BEGIN Given data
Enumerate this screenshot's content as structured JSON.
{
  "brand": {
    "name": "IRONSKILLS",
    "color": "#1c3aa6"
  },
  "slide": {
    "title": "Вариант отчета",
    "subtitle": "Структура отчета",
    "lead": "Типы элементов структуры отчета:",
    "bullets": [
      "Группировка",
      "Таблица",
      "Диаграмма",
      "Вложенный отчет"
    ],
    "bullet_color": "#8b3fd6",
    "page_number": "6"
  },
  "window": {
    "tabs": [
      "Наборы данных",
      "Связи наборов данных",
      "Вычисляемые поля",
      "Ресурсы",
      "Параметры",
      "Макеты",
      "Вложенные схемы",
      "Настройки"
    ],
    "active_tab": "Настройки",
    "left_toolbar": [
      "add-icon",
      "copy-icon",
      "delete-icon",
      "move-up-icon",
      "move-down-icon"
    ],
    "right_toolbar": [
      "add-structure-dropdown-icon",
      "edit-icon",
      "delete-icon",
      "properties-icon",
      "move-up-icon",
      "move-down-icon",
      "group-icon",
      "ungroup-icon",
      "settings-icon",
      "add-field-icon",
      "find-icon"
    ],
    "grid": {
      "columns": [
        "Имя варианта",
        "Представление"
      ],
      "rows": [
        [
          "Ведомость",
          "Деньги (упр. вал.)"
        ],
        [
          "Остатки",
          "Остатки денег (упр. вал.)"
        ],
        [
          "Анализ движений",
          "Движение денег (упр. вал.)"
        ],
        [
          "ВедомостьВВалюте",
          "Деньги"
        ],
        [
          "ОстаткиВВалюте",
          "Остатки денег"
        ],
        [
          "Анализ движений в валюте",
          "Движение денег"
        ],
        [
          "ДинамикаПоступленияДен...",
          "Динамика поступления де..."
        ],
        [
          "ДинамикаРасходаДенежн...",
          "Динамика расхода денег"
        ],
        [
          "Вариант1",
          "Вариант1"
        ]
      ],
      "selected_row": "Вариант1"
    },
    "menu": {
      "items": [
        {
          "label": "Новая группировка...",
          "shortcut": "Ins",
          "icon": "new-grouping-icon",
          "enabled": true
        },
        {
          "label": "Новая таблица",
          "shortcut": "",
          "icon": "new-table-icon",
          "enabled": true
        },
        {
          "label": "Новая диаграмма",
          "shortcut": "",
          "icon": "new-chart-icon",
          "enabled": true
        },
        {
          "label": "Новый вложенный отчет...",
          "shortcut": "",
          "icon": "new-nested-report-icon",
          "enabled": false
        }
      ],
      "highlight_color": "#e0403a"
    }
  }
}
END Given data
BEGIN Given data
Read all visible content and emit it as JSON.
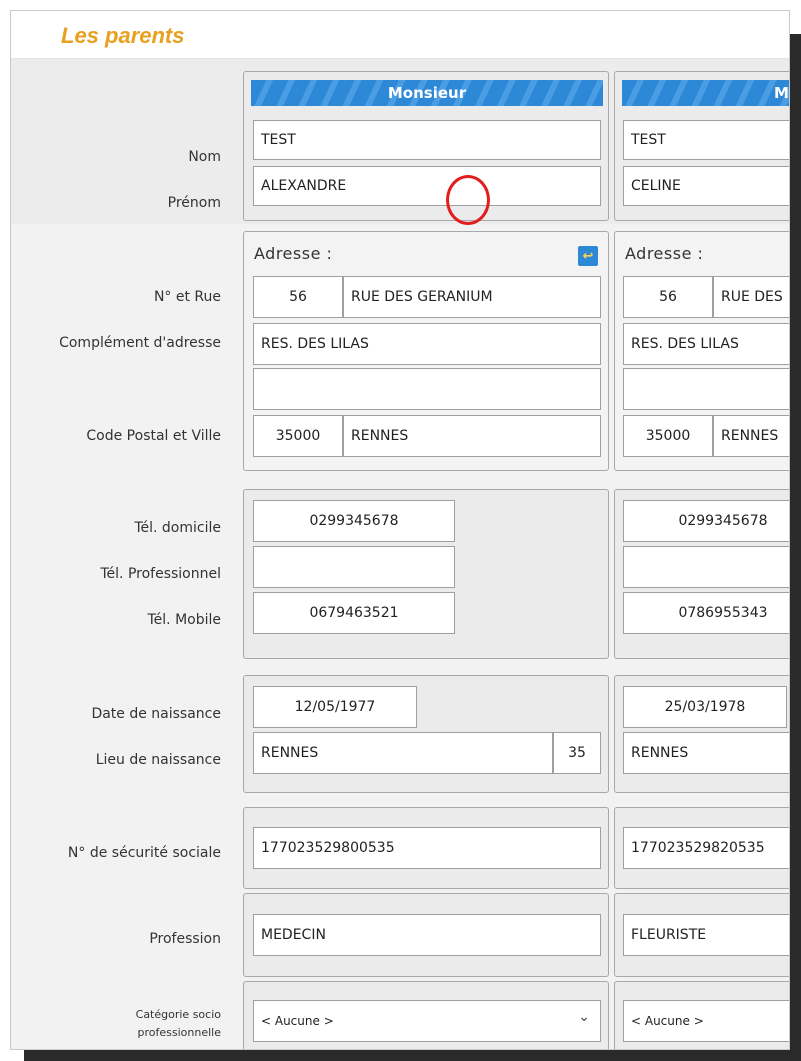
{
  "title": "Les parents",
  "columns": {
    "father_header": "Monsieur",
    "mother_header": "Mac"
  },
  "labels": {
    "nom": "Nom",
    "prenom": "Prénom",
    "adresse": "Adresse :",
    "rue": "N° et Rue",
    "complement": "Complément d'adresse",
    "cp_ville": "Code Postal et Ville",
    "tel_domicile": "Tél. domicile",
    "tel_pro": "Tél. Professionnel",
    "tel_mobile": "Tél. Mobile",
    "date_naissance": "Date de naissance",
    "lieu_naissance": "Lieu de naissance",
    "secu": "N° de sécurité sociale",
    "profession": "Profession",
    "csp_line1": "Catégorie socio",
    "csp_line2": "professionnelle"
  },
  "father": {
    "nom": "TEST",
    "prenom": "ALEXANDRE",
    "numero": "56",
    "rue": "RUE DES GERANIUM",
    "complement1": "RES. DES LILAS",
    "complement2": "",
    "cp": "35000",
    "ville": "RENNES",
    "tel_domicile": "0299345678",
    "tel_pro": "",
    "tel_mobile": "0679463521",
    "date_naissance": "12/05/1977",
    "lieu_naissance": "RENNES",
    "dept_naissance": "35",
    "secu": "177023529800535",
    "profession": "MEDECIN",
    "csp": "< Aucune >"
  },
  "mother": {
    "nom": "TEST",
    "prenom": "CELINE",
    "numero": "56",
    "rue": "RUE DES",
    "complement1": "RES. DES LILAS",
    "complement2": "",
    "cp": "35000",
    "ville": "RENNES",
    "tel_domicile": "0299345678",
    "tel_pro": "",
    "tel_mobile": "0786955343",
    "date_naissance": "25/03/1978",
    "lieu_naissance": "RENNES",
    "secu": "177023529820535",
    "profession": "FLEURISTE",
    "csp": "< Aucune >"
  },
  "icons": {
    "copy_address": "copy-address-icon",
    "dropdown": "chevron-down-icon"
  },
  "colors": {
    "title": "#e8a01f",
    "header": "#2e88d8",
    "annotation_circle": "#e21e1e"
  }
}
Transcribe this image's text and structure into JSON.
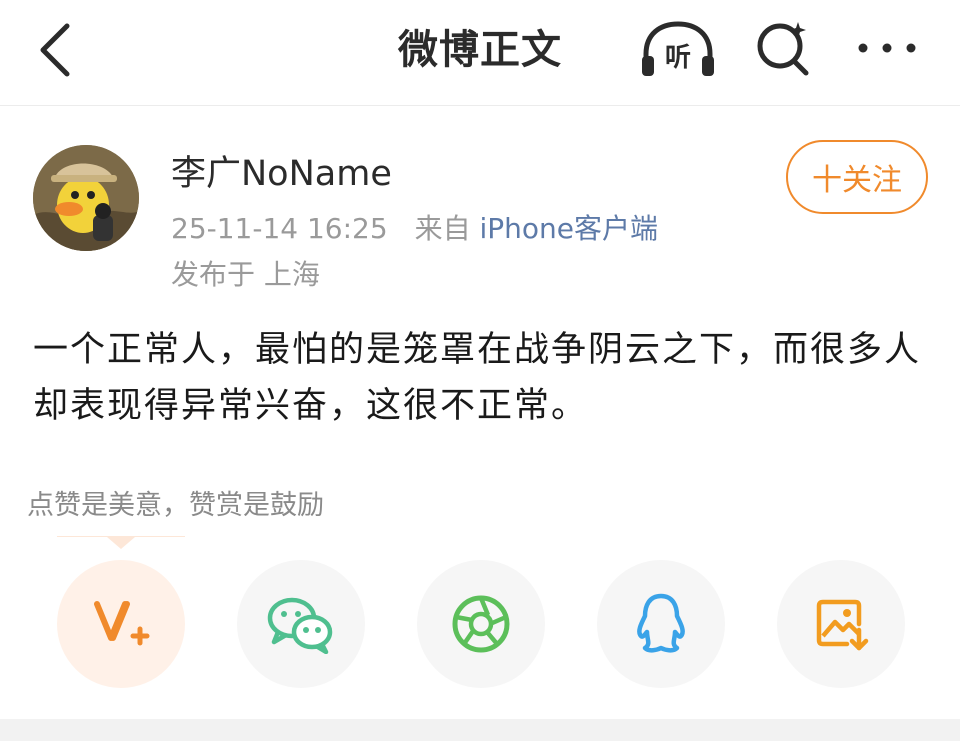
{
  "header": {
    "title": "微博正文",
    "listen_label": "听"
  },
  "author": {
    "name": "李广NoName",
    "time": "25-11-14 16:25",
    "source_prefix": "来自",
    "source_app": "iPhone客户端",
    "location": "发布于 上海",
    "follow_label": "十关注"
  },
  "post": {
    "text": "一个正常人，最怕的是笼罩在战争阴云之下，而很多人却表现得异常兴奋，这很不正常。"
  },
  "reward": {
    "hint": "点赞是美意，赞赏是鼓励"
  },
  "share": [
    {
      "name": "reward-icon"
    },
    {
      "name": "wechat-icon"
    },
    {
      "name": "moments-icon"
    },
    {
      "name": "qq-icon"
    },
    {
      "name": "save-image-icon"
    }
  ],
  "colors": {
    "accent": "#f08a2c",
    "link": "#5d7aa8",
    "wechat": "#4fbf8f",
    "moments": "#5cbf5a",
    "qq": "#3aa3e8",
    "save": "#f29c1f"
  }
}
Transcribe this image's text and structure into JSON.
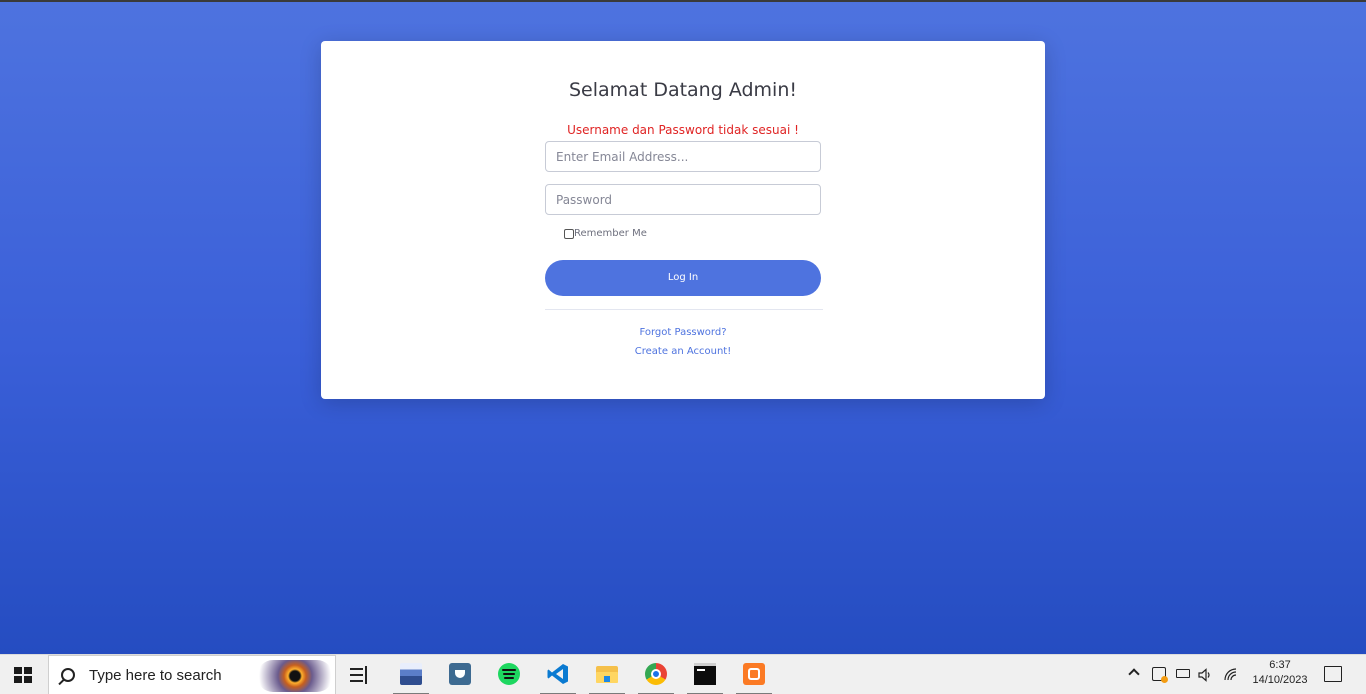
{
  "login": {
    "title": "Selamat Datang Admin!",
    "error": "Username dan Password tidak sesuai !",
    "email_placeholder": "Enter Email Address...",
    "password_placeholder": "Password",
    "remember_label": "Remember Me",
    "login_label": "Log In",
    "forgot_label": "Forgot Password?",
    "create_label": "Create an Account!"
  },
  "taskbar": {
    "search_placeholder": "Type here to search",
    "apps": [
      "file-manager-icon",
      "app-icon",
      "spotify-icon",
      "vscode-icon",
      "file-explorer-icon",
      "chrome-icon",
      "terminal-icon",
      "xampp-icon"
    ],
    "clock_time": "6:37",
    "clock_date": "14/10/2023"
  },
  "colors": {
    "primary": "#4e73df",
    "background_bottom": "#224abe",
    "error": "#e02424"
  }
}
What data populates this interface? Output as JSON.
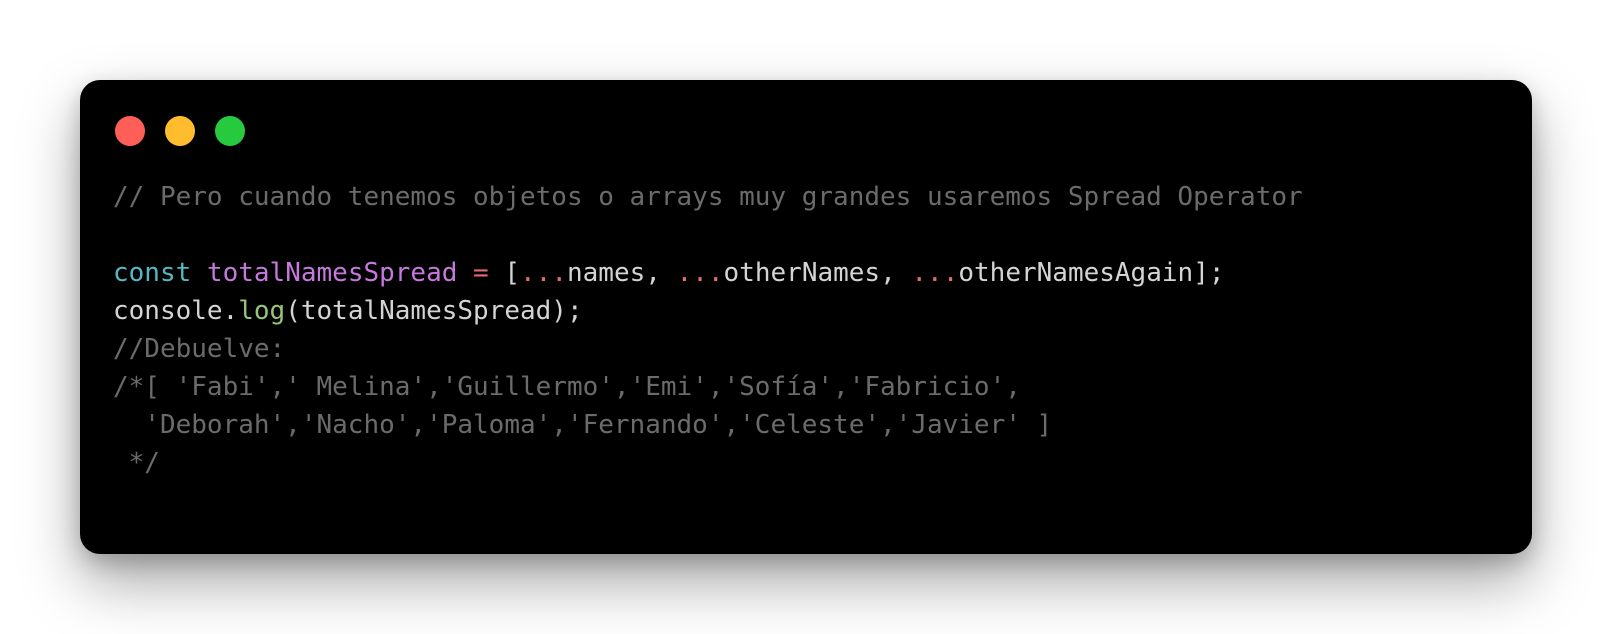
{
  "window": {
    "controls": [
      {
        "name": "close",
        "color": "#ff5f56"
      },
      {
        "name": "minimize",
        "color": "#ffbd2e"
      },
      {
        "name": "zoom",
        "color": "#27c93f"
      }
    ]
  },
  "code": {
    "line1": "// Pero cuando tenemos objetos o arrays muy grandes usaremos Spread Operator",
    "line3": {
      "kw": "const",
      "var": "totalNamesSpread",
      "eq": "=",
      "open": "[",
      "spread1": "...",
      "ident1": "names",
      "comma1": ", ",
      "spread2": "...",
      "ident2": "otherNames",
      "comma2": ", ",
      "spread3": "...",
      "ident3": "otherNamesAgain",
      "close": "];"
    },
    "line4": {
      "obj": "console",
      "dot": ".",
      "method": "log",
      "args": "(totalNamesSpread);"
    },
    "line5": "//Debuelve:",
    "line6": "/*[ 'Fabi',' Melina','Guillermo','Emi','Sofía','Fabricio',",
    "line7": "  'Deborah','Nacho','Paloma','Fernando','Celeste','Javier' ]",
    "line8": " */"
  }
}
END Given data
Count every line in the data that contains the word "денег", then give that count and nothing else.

5